_Entries supplied_:
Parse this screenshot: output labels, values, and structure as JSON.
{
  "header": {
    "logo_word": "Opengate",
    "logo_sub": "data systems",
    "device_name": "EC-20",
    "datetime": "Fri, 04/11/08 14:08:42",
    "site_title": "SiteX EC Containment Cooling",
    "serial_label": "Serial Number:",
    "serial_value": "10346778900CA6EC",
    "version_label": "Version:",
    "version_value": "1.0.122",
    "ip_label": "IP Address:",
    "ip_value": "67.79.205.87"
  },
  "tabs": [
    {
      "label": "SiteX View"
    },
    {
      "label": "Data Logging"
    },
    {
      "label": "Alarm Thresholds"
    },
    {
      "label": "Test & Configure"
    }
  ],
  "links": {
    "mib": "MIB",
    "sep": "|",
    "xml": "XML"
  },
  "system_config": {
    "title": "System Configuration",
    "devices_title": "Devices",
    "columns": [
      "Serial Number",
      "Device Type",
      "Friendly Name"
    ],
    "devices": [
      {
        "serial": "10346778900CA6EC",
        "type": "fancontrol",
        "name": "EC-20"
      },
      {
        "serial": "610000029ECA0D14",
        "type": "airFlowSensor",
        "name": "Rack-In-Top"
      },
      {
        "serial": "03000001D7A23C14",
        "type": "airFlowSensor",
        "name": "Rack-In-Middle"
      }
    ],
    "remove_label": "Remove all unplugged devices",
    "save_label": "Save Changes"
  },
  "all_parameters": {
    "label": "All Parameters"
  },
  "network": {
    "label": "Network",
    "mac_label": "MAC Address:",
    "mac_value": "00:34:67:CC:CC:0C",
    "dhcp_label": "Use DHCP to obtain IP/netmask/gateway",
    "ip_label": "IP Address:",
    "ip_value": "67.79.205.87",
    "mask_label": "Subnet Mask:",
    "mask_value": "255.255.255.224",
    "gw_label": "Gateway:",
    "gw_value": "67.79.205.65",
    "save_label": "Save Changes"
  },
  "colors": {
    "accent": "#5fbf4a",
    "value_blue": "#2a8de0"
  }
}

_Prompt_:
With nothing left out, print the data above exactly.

_Exercise answer_:
Parse this screenshot: output labels, values, and structure as JSON.
{
  "header": {
    "logo_word": "Opengate",
    "logo_sub": "data systems",
    "device_name": "EC-20",
    "datetime": "Fri, 04/11/08 14:08:42",
    "site_title": "SiteX EC Containment Cooling",
    "serial_label": "Serial Number:",
    "serial_value": "10346778900CA6EC",
    "version_label": "Version:",
    "version_value": "1.0.122",
    "ip_label": "IP Address:",
    "ip_value": "67.79.205.87"
  },
  "tabs": [
    {
      "label": "SiteX View"
    },
    {
      "label": "Data Logging"
    },
    {
      "label": "Alarm Thresholds"
    },
    {
      "label": "Test & Configure"
    }
  ],
  "links": {
    "mib": "MIB",
    "sep": "|",
    "xml": "XML"
  },
  "system_config": {
    "title": "System Configuration",
    "devices_title": "Devices",
    "columns": [
      "Serial Number",
      "Device Type",
      "Friendly Name"
    ],
    "devices": [
      {
        "serial": "10346778900CA6EC",
        "type": "fancontrol",
        "name": "EC-20"
      },
      {
        "serial": "610000029ECA0D14",
        "type": "airFlowSensor",
        "name": "Rack-In-Top"
      },
      {
        "serial": "03000001D7A23C14",
        "type": "airFlowSensor",
        "name": "Rack-In-Middle"
      }
    ],
    "remove_label": "Remove all unplugged devices",
    "save_label": "Save Changes"
  },
  "all_parameters": {
    "label": "All Parameters"
  },
  "network": {
    "label": "Network",
    "mac_label": "MAC Address:",
    "mac_value": "00:34:67:CC:CC:0C",
    "dhcp_label": "Use DHCP to obtain IP/netmask/gateway",
    "ip_label": "IP Address:",
    "ip_value": "67.79.205.87",
    "mask_label": "Subnet Mask:",
    "mask_value": "255.255.255.224",
    "gw_label": "Gateway:",
    "gw_value": "67.79.205.65",
    "save_label": "Save Changes"
  },
  "colors": {
    "accent": "#5fbf4a",
    "value_blue": "#2a8de0"
  }
}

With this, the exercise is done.